    • Use the sheets in the hall closet to make the bed.
    • Bible, Acts x. 10, 11
      He fell into a trance, and saw heaven opened, and a certain vessel descending unto him, as it had been a great sheet knit at the four corners.
    • Shakespeare
      If I do die before thee, prithee, shroud me / In one of those same sheets.
  2. A piece of paper, usually rectangular, that has been prepared for writing, artwork, drafting, wrapping, manufacture of packaging (boxes, envelopes, etc.), and for other uses. The word does not include scraps and irregular small pieces destined to be recycled, used for stuffing or cushioning or paper mache, etc.
    • A sheet of paper measuring eight and one-half inches wide by eleven inches high is a popular item in commerce.
    • Paper is designated “20 pound” if a stack (ream) of 500 sheets 22 inches by 17 inches weighs 20 pounds.
  3. A flat metal pan, often without raised edge, used for baking.
    • Place the rolls on the cookie sheet, edges touching, and bake for 10-11 minutes.
  4. A thin, flat layer of solid material.
    • The glazer cut several panes from a large sheet of glass.
    • A sheet of that new silicon stuff is as good as a sheet of tinfoil to keep food from sticking in the baking pan.
  5. A broad, flat expanse of a material on a surface.
    • Mud froze on the road in a solid sheet, then more rain froze into a sheet of ice on top of the mud!
  6. (nautical) A line (rope) used to adjust the trim of a sail.
    • To be "three sheets to the wind" is to say that a four-cornered sail is tethered only by one sheet and thus the sail is useless.
  7. (nautical, nonstandard) A sail.
    (Can we find and add a quotation of Dryden to this entry?)
  8. (curling) The area of ice on which the game of curling is played.
  9. (nonstandard) A layer of veneer.
  10. (figuratively) Precipitation of such quantity and force as to resemble a thin, virtually solid wall.
  11. (geology) An extensive bed of an eruptive rock intruded between, or overlying, other strata.
  12. (nautical) The space in the forward or after part of a boat where there are no rowers.
    fore sheets; stern sheets
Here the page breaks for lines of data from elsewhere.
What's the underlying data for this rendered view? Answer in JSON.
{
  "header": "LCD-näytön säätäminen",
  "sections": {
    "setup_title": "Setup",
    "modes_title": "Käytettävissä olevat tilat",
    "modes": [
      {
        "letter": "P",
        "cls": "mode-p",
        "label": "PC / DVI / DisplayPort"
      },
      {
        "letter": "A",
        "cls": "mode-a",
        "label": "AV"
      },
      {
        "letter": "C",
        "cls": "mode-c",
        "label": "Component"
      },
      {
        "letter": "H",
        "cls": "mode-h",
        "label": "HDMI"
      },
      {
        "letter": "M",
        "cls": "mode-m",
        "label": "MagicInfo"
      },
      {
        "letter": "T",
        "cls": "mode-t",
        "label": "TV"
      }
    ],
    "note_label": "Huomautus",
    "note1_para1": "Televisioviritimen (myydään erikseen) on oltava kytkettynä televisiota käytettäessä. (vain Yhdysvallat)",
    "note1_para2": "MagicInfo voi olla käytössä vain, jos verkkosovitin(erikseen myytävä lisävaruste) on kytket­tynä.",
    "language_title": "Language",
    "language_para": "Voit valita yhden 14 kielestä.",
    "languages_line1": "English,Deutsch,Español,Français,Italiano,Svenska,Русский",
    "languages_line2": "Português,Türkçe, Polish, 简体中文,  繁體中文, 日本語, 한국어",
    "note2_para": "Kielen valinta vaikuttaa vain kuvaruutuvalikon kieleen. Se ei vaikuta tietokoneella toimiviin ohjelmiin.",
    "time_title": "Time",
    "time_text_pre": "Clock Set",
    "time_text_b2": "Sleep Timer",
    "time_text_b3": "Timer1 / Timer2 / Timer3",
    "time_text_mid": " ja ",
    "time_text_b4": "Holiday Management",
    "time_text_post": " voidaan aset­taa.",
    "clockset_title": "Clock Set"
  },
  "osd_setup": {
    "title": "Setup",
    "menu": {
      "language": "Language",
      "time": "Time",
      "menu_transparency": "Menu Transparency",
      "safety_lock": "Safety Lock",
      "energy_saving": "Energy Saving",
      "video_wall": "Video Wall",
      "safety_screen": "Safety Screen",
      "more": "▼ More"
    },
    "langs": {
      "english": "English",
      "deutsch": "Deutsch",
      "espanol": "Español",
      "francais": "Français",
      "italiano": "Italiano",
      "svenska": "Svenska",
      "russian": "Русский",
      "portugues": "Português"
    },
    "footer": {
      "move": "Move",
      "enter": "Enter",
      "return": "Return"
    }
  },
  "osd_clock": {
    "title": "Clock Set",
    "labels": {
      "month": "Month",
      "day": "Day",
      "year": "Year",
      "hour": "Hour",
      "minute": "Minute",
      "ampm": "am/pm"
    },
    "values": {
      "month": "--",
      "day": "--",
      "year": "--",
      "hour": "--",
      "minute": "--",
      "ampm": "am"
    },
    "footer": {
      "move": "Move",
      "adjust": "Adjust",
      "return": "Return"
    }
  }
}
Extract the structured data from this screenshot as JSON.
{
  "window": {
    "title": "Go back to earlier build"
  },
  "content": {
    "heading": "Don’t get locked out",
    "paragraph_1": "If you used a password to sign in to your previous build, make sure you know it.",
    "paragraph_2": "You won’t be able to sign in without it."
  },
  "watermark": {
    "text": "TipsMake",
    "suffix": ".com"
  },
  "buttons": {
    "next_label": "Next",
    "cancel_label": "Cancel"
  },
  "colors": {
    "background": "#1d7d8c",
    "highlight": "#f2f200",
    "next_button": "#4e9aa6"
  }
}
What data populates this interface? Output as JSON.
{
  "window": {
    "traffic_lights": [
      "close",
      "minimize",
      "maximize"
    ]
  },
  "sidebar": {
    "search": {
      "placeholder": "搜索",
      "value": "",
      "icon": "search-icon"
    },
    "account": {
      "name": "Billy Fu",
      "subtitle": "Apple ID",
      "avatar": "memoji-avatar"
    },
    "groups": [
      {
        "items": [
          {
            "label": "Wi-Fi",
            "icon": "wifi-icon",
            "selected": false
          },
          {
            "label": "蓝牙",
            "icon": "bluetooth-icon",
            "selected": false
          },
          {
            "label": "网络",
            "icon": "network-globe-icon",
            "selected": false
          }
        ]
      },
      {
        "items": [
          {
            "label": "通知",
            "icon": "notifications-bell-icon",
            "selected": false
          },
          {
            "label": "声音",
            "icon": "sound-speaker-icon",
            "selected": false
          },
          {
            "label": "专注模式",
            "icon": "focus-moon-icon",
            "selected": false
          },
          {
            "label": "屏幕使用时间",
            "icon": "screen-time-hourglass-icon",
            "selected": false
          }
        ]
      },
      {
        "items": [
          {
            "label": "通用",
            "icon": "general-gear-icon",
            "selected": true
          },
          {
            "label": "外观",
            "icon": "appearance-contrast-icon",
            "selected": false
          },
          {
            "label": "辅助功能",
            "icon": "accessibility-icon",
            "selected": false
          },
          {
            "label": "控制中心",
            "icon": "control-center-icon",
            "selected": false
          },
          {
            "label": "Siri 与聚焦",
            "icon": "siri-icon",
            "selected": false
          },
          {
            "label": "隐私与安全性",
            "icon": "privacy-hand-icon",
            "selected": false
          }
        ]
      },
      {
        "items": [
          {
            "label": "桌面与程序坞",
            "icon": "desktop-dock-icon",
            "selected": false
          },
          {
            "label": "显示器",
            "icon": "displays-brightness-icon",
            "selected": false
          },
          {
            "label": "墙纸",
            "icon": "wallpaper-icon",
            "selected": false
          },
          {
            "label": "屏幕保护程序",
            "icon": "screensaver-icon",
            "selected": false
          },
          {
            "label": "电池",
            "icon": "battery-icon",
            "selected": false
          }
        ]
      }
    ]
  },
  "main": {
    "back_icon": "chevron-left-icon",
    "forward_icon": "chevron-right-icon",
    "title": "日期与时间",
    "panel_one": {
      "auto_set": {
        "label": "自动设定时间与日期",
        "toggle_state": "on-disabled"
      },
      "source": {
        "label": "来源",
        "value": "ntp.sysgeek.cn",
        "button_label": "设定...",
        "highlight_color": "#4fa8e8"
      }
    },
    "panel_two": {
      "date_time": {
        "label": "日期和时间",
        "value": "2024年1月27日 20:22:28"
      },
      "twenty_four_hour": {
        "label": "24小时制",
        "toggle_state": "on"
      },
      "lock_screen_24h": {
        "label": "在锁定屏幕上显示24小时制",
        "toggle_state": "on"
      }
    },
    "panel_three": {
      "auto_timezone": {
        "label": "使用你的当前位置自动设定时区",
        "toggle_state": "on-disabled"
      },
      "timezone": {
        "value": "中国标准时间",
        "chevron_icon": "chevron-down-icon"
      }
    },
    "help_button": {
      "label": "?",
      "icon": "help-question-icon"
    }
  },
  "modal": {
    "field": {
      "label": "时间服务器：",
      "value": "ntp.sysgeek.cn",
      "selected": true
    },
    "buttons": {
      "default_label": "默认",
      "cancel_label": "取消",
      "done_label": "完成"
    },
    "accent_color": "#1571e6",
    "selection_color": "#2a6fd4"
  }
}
Synonyms

Hyponyms

Coordinate terms

  • (thin layer of solid material): film
  • (expanse of material): film

Derived terms

Related terms

Translations

References

Verb

sheet (third-person singular simple present sheets, present participle sheeting, simple past and past participle sheeted)

  1. To cover or wrap with cloth, or paper, or other similar material.
    Remember to sheet the floor before you start painting.
    • Shakespeare
      Yea, like a stag, when snow the pasture sheets, / The barks of trees thou browsed'st.
  2. Of rain, or other precipitation, to pour heavily.
    We couldn't go out because the rain was sheeting down all day long.
  3. (nautical) To trim a sail using a sheet.

Translations

References

  • sheet in Webster’s Revised Unabridged Dictionary, G. & C. Merriam, 1913

Anagrams